Keeping the Children’s Spirit AliveAs the 2010-2011 school term begins, I am examining ways in which I can contribute to students in a way that’s meaningful to me and them. On a current mission to link passion and purpose, I’m looking again at the issue of self-esteem, convinced that parents must send children to school with a sense of being emotionally secure with their excitement about exploring and learning still intact. I’m convinced that if we, adults and parents who interact with children from infancy would commit to allowing them to be…..to discover themselves – to learn to negotiate their environment – they will gain the self-confidence that will allow them to navigate and succeed in the school system and life.  My parents, like most parents, were proud of my grades and didn’t get too uptight about the Cs I constantly received in Conduct (I talked too much).  My mother really bragged when I passed an intercollegiate entrance exam while in the ninth grade allowing me to enter college after completing the 10th grade.  Her bubble burst when I became pregnant that year.  While their attention was on my grades, no one thought to check on the emotional turmoil caused by the weekly drunken tirades of my father.  As an adult I forgave my father when I understood and empathized with his emotional trauma from childhood not knowing who his father was until he was a grown man.  Had there been a safe space for me to unload the inner turmoil, the fact that I prayed each Friday night when my father returned home for God to please let me sleep through the night.  That I always woke up minutes before he’d arrive and hear the cursing, the threats and run with my mother to a neighbor’s house.
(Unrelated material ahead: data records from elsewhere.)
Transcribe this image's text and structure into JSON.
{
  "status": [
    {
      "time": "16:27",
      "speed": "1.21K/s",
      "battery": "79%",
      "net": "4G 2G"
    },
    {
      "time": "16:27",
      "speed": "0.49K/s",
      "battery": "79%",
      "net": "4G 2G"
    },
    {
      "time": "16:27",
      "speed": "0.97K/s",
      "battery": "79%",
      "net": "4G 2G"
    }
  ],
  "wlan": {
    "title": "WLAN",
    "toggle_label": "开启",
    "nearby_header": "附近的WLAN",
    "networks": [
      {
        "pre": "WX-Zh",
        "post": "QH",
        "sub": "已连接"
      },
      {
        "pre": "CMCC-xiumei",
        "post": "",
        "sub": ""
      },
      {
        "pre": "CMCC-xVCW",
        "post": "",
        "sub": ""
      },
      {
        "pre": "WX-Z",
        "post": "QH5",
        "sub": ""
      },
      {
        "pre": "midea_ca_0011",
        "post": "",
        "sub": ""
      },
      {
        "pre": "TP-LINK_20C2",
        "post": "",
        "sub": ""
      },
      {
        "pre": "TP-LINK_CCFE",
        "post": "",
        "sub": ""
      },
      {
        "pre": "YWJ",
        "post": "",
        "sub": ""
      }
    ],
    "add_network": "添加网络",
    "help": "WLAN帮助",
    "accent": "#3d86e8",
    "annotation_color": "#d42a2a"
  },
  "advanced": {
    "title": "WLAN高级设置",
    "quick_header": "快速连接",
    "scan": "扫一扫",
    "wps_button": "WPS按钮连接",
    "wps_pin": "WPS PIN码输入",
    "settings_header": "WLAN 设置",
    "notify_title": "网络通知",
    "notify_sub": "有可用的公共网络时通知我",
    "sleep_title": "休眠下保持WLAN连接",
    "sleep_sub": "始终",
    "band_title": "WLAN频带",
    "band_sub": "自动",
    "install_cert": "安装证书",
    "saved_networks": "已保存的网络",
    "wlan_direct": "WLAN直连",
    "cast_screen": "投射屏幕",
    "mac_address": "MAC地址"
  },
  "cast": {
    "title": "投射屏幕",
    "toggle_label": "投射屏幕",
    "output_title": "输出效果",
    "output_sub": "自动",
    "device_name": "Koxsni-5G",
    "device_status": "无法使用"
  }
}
While I continued to successfully pass tests, my ability to make constructive choices came only after clearing the trauma many years later.  What’s the emotional temperature in your home?  Is there anger, abusive language or acts, put downs, constant criticism? Do you tell the child what he or she does right?  Do you give toddlers the freedom to explore without yelling No! Stop! Or worse yet spanking?  Do you observe and comment on the skills demonstrated by the child, looking for something to compliment daily? Does your child have a role to play in home management?  I recently noticed that when I take on a new project, I create easier ways to do it.  It occurred to me that children need to do more in order to stir their creative juices and gain confidence in their capability….there’s a lot to be learned by  doing.I’m constantly being blown away by the lessons two of my grandchildren Azana, 24 months and Hadassah 14 months teach me regularly.  Debbie, Azana’s mom and I were talking while I was sweeping the sidewalk.  Azana turned and went inside and brought me the dust pan without being asked.  She saw the trash and knew what was needed.  She has a reputation of demanding her own way.  One day she was climbing the book shelves.  Afraid that she would fall, I yelled her name.  She stopped abruptly – legs in climbing position and stayed perfectly still – much like an insect when they realize they’re about to be swatted.  I witnessed Hadassah’s show of determination when she was three months old, not yet sitting up.  She was crying for her mother who was in another room.  As I started taking her out, she was trying to get to the floor as if saying, “Just put me down, I’ll go myself”. Now that she’s walking, she’s constantly moving.  She brings books to be read and points to shapes.  She follows the instructions “Touch your head…toes”.  Both she and Azana are movers, Azana dancing with creative movement and Hadassah starts bouncing  or tapping and swirling at the sound of any rhythmic sound.  While both are very determined little girls, their parents are gathering distractions to divert them when needed.  I give them props for not destroying their spirit.The ball is in our court.  In Dr. Joy’s  book “Post Traumatic Slave Syndrome” we learned how some of our child-rearing practices were once necessary to protect our children during slavery.  Now we need to revisit our responses to behavior to see if it’s about our being the master or about our convenience.    We may have unwittingly become the slave masters.  It’s time to liberate our children.  It’s time to give their growth and development priority.